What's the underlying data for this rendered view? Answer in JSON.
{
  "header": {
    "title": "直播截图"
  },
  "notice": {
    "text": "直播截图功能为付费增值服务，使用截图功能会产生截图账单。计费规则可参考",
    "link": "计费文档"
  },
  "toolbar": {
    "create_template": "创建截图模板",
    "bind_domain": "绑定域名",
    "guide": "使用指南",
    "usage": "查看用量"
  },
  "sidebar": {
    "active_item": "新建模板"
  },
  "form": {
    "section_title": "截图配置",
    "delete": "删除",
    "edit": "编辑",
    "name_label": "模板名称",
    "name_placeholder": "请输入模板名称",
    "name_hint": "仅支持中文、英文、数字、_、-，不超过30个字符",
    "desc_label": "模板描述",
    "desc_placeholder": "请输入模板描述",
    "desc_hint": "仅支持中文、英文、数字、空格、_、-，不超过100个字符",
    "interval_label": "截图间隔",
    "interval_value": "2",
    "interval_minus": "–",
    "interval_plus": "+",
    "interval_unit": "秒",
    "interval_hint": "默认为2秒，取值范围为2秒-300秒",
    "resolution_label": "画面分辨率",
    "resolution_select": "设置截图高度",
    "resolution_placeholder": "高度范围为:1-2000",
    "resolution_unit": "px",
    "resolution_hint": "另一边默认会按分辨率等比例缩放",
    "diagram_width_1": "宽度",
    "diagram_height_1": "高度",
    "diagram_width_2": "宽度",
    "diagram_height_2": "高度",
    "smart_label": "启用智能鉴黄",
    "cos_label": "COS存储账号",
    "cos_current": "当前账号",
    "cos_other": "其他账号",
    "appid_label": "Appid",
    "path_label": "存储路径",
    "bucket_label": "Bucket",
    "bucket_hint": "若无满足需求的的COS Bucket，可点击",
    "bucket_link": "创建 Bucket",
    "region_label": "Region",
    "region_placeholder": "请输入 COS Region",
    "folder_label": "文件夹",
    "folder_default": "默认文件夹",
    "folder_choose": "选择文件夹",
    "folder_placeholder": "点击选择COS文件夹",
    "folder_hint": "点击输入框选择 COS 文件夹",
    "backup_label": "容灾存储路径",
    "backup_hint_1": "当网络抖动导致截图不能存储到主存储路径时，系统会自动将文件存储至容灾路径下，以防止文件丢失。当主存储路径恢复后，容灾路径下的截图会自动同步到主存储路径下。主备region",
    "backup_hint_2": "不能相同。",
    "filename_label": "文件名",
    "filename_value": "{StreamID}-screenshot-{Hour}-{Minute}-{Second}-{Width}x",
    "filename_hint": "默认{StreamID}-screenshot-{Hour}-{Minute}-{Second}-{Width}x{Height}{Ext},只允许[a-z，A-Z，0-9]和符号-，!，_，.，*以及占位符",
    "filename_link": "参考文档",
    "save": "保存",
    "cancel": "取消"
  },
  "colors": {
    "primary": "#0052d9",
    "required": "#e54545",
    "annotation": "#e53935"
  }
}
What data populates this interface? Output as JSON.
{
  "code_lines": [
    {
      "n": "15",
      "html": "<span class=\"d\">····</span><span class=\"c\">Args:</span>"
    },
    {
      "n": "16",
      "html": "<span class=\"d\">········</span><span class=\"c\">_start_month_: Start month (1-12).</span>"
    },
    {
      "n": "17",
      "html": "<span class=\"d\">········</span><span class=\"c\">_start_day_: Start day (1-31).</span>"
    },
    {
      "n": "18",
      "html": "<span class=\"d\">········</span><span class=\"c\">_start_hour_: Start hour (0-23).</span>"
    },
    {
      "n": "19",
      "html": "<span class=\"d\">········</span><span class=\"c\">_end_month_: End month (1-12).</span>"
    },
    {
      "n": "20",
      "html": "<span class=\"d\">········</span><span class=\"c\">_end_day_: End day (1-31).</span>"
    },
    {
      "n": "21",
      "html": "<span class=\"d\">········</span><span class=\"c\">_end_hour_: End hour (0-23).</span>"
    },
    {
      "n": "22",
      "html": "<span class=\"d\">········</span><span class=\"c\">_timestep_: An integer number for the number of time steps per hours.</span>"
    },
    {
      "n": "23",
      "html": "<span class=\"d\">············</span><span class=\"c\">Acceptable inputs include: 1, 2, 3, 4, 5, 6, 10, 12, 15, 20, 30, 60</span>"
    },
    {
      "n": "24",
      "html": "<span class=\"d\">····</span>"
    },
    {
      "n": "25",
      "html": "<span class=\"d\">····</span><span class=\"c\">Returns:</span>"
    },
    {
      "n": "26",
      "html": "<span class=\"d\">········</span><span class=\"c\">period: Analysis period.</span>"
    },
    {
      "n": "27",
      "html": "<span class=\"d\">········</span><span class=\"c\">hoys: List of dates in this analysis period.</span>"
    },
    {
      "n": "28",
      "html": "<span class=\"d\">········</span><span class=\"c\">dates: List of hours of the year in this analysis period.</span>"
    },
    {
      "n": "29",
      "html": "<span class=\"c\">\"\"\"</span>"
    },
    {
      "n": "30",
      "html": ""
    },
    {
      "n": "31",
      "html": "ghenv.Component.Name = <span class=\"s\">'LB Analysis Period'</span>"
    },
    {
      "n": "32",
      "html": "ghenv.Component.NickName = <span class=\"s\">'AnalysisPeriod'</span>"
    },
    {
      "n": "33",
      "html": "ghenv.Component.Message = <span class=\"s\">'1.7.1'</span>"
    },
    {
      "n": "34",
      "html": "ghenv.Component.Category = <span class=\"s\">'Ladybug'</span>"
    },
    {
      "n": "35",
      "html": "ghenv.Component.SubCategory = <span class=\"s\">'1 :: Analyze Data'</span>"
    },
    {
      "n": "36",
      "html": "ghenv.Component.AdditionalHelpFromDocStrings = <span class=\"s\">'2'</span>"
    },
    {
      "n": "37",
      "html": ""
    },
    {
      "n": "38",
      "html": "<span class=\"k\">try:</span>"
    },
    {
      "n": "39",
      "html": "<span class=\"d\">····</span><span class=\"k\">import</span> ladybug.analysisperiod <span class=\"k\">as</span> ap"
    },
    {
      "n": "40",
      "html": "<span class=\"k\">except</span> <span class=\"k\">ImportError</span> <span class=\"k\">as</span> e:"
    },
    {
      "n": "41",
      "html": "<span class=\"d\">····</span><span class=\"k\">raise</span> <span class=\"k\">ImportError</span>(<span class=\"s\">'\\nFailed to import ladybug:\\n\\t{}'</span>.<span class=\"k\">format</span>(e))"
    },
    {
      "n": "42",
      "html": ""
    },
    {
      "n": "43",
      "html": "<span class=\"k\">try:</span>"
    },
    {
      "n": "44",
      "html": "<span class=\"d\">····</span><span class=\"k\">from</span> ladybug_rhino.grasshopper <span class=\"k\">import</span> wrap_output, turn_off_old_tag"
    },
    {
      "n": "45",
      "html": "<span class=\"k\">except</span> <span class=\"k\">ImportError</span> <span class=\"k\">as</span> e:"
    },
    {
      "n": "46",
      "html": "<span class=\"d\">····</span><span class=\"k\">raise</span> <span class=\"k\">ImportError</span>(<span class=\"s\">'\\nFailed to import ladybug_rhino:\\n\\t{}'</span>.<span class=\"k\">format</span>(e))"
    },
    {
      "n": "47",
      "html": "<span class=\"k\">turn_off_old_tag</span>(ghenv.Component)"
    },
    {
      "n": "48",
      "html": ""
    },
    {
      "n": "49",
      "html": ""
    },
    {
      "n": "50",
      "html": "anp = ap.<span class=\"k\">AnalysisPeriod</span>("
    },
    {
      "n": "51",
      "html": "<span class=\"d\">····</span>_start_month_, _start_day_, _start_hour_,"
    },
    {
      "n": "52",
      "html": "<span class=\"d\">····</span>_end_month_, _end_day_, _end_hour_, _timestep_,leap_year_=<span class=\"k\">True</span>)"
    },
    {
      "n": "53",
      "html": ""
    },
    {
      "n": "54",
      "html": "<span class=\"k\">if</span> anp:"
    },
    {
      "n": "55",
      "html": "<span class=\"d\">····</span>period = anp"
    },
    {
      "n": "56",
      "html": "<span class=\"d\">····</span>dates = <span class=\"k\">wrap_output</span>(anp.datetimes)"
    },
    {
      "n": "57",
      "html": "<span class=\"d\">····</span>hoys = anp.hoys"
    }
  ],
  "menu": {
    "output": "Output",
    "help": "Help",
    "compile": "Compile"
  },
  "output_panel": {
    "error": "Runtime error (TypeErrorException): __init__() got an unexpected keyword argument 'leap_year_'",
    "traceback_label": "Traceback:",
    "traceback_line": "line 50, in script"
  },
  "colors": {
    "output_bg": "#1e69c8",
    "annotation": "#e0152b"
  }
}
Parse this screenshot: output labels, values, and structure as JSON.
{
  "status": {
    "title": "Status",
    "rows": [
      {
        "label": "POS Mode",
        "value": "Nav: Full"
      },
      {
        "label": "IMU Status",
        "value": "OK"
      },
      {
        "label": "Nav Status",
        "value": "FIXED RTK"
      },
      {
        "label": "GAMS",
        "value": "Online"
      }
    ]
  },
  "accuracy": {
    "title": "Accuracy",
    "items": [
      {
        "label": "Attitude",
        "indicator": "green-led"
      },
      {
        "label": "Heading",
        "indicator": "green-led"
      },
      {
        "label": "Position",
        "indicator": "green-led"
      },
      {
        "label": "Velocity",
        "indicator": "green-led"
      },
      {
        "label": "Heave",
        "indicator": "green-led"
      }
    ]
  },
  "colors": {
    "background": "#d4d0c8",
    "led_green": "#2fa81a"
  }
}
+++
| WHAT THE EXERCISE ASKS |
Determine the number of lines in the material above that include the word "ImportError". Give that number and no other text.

| OUTPUT OF THE TASK |
4